═══ DATA FOR THIS EXERCISE ═══

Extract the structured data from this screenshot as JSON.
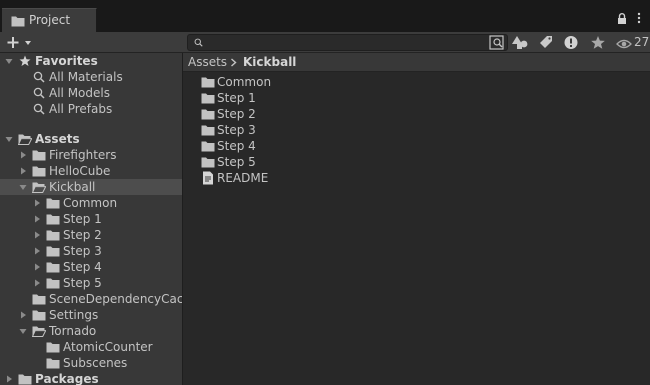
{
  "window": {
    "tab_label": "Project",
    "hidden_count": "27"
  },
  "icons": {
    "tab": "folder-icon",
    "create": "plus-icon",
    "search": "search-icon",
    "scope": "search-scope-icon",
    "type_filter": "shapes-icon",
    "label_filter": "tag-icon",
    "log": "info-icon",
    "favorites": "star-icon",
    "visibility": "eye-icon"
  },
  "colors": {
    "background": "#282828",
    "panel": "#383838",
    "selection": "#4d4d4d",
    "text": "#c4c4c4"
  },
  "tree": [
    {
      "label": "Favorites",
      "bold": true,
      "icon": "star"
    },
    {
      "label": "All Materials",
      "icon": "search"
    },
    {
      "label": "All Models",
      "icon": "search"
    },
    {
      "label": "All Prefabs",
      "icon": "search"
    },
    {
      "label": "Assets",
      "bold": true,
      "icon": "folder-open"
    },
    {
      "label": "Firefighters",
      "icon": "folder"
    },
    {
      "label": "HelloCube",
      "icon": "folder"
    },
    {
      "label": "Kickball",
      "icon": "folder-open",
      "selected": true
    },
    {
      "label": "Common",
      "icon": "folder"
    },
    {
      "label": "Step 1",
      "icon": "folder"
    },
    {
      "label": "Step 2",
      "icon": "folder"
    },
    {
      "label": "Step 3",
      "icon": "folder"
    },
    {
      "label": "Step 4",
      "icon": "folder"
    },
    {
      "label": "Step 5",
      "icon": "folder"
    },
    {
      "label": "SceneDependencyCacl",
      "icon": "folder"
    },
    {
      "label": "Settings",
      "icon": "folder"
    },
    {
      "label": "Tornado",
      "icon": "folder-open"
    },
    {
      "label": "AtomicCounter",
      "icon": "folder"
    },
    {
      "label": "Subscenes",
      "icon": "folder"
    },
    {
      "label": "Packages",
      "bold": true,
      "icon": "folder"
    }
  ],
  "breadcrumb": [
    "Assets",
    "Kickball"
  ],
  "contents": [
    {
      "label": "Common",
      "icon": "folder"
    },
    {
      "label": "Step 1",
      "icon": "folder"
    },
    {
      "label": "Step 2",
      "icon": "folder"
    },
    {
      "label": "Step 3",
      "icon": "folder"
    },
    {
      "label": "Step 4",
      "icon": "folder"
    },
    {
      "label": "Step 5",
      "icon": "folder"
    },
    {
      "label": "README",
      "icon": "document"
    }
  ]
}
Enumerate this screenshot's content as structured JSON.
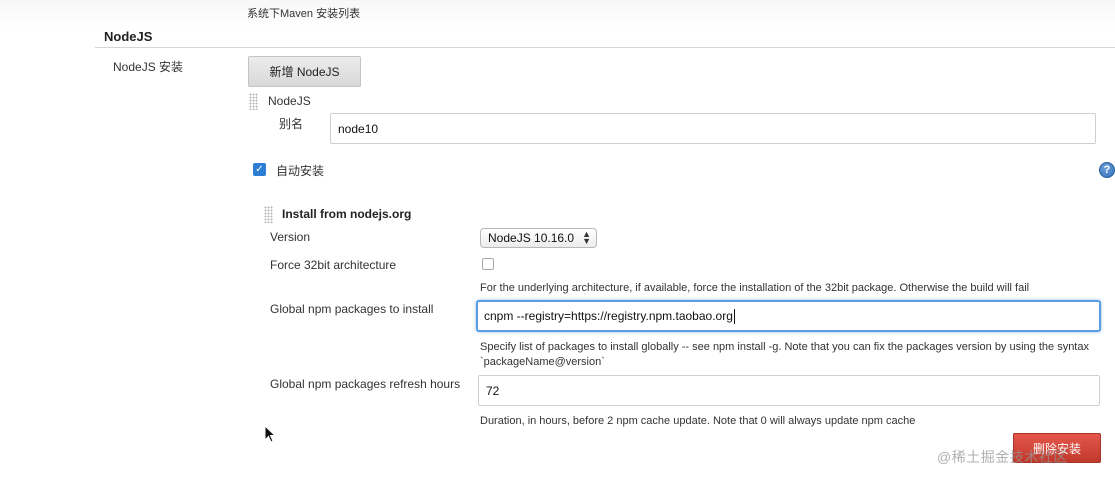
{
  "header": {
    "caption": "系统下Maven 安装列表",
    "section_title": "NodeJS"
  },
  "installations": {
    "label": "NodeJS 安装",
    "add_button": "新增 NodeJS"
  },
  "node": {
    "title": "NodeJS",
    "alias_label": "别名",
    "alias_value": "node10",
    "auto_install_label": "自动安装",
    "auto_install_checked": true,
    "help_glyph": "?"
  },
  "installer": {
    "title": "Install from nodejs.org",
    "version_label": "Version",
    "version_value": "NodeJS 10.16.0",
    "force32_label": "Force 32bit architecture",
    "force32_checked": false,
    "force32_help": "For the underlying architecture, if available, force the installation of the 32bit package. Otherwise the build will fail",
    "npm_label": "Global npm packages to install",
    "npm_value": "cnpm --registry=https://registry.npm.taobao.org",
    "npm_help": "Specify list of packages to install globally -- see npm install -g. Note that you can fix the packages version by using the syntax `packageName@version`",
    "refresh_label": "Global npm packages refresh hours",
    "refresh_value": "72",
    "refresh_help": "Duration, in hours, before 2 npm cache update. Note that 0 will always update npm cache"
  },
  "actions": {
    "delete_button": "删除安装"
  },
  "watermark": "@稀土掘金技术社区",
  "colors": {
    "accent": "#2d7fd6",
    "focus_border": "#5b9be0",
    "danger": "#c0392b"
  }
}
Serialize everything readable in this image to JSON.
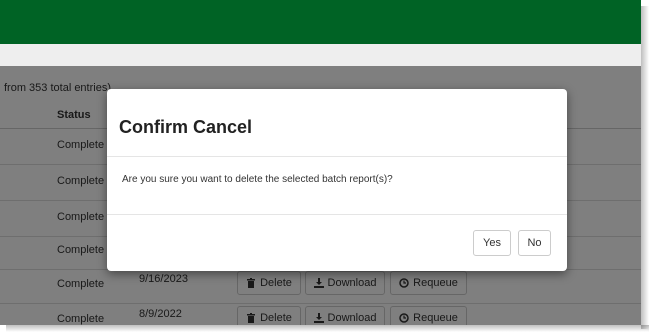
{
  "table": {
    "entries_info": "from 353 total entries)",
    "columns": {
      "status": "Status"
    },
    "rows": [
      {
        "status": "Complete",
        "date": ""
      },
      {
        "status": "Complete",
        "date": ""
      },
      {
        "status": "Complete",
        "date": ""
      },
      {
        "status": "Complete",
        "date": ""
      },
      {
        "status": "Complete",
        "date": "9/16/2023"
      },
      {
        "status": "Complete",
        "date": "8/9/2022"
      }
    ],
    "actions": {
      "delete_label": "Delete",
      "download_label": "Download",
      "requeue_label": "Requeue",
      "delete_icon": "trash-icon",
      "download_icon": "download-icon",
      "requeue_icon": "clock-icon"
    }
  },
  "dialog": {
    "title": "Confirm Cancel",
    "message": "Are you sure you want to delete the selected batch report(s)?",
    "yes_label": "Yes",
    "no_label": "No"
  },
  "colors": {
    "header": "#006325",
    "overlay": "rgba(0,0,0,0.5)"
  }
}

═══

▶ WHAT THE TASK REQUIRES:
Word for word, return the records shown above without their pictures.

▶ SOLUTION:
Extract the structured data from this screenshot as JSON.
{
  "window": {
    "tab_label": "Project",
    "hidden_count": "27"
  },
  "icons": {
    "tab": "folder-icon",
    "create": "plus-icon",
    "search": "search-icon",
    "scope": "search-scope-icon",
    "type_filter": "shapes-icon",
    "label_filter": "tag-icon",
    "log": "info-icon",
    "favorites": "star-icon",
    "visibility": "eye-icon"
  },
  "colors": {
    "background": "#282828",
    "panel": "#383838",
    "selection": "#4d4d4d",
    "text": "#c4c4c4"
  },
  "tree": [
    {
      "label": "Favorites",
      "bold": true,
      "icon": "star"
    },
    {
      "label": "All Materials",
      "icon": "search"
    },
    {
      "label": "All Models",
      "icon": "search"
    },
    {
      "label": "All Prefabs",
      "icon": "search"
    },
    {
      "label": "Assets",
      "bold": true,
      "icon": "folder-open"
    },
    {
      "label": "Firefighters",
      "icon": "folder"
    },
    {
      "label": "HelloCube",
      "icon": "folder"
    },
    {
      "label": "Kickball",
      "icon": "folder-open",
      "selected": true
    },
    {
      "label": "Common",
      "icon": "folder"
    },
    {
      "label": "Step 1",
      "icon": "folder"
    },
    {
      "label": "Step 2",
      "icon": "folder"
    },
    {
      "label": "Step 3",
      "icon": "folder"
    },
    {
      "label": "Step 4",
      "icon": "folder"
    },
    {
      "label": "Step 5",
      "icon": "folder"
    },
    {
      "label": "SceneDependencyCacl",
      "icon": "folder"
    },
    {
      "label": "Settings",
      "icon": "folder"
    },
    {
      "label": "Tornado",
      "icon": "folder-open"
    },
    {
      "label": "AtomicCounter",
      "icon": "folder"
    },
    {
      "label": "Subscenes",
      "icon": "folder"
    },
    {
      "label": "Packages",
      "bold": true,
      "icon": "folder"
    }
  ],
  "breadcrumb": [
    "Assets",
    "Kickball"
  ],
  "contents": [
    {
      "label": "Common",
      "icon": "folder"
    },
    {
      "label": "Step 1",
      "icon": "folder"
    },
    {
      "label": "Step 2",
      "icon": "folder"
    },
    {
      "label": "Step 3",
      "icon": "folder"
    },
    {
      "label": "Step 4",
      "icon": "folder"
    },
    {
      "label": "Step 5",
      "icon": "folder"
    },
    {
      "label": "README",
      "icon": "document"
    }
  ]
}
Enumerate this screenshot's content as structured JSON.
{
  "header": {
    "caption": "系统下Maven 安装列表",
    "section_title": "NodeJS"
  },
  "installations": {
    "label": "NodeJS 安装",
    "add_button": "新增 NodeJS"
  },
  "node": {
    "title": "NodeJS",
    "alias_label": "别名",
    "alias_value": "node10",
    "auto_install_label": "自动安装",
    "auto_install_checked": true,
    "help_glyph": "?"
  },
  "installer": {
    "title": "Install from nodejs.org",
    "version_label": "Version",
    "version_value": "NodeJS 10.16.0",
    "force32_label": "Force 32bit architecture",
    "force32_checked": false,
    "force32_help": "For the underlying architecture, if available, force the installation of the 32bit package. Otherwise the build will fail",
    "npm_label": "Global npm packages to install",
    "npm_value": "cnpm --registry=https://registry.npm.taobao.org",
    "npm_help": "Specify list of packages to install globally -- see npm install -g. Note that you can fix the packages version by using the syntax `packageName@version`",
    "refresh_label": "Global npm packages refresh hours",
    "refresh_value": "72",
    "refresh_help": "Duration, in hours, before 2 npm cache update. Note that 0 will always update npm cache"
  },
  "actions": {
    "delete_button": "删除安装"
  },
  "watermark": "@稀土掘金技术社区",
  "colors": {
    "accent": "#2d7fd6",
    "focus_border": "#5b9be0",
    "danger": "#c0392b"
  }
}
Serialize everything readable in this image to JSON.
{
  "table": {
    "entries_info": "from 353 total entries)",
    "columns": {
      "status": "Status"
    },
    "rows": [
      {
        "status": "Complete",
        "date": ""
      },
      {
        "status": "Complete",
        "date": ""
      },
      {
        "status": "Complete",
        "date": ""
      },
      {
        "status": "Complete",
        "date": ""
      },
      {
        "status": "Complete",
        "date": "9/16/2023"
      },
      {
        "status": "Complete",
        "date": "8/9/2022"
      }
    ],
    "actions": {
      "delete_label": "Delete",
      "download_label": "Download",
      "requeue_label": "Requeue",
      "delete_icon": "trash-icon",
      "download_icon": "download-icon",
      "requeue_icon": "clock-icon"
    }
  },
  "dialog": {
    "title": "Confirm Cancel",
    "message": "Are you sure you want to delete the selected batch report(s)?",
    "yes_label": "Yes",
    "no_label": "No"
  },
  "colors": {
    "header": "#006325",
    "overlay": "rgba(0,0,0,0.5)"
  }
}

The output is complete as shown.